The FCC unveiled its new broadband labels to inform Internet consumers. Late last year, the FCC’s Consumer Advisory Committee recommended sample disclosure forms to help consumers make informed decisions as they shop for Internet service. The disclosure forms, compared to nutritional labels on food products, will allow customers to compare prices, speeds, and contract rules among different providers. The transparency will incent companies to compete with one another for informed customers by providing the best service at the best price.


The Consumer Broadband Labels will include details on broadband plans’ price, data allowance, and performance:


  • Price: Price points, including various charges that seem confusing to consumers like overage, equipment, early termination and administrative fees.

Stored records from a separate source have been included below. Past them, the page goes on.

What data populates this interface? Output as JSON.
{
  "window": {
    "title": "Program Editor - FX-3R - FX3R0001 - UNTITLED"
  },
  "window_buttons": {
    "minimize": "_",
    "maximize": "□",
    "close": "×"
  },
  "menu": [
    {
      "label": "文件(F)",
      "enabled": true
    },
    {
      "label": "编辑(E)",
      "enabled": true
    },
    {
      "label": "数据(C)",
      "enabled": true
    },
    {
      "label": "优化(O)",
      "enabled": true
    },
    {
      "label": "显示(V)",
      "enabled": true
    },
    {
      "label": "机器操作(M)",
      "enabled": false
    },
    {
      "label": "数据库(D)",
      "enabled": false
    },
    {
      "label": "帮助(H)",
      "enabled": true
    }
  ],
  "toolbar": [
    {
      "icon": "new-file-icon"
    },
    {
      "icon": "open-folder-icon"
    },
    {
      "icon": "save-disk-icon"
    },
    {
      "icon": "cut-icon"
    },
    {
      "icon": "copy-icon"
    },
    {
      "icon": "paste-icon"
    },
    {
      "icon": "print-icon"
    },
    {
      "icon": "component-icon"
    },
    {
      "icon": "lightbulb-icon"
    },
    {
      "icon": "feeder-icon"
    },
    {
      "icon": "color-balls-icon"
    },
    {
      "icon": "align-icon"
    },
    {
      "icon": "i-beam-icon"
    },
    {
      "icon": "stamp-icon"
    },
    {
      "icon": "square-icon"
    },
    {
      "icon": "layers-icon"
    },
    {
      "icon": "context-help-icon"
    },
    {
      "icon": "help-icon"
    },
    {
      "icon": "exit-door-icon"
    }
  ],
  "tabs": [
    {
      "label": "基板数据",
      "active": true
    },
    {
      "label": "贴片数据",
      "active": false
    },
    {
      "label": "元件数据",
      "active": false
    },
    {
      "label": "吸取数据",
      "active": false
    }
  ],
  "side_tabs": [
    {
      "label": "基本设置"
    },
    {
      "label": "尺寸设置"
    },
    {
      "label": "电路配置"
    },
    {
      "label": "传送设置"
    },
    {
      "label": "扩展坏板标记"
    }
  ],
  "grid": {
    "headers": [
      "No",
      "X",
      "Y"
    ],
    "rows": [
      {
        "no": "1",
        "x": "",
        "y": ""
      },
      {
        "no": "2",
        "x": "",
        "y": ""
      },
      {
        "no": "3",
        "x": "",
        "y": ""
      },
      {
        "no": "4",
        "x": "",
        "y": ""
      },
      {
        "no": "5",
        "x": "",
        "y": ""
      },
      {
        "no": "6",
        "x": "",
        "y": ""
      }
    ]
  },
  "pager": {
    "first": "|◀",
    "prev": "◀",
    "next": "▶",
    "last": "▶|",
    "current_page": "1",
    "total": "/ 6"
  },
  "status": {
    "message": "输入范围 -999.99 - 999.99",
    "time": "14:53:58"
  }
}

  • Data Allowances: This is the carrier-defined plan limit after which consumers will face some consequence, such as additional charges or slowed data speeds.

  • Performance: Broadband speed and other performance metrics.


“These labels provide consumers clarity about the broadband service they are purchasing, not only helping them to make more informed choices but also preventing surprises when the first bill arrives,” said FCC Chairman Tom Wheeler. “Customers deserve to know the price they will actually pay for a service and to be fully aware of other components such as data limits and performance factors before they sign up for service.”


Speed Matters has long advocated broadband disclosure measures.

FCC Unveils Consumer Broadband Labels to Provide Greater Transparency to Consumers (FCC, Apr. 4, 2016)

 

FCC’s “nutritional labels” for broadband show speed, caps, and hidden fees (Ars Technica, Arp. 4, 2016)

 

FCC committee proposes Internet “nutritional labels” to inform consumers (Speed Matters, Nov. 9, 2016)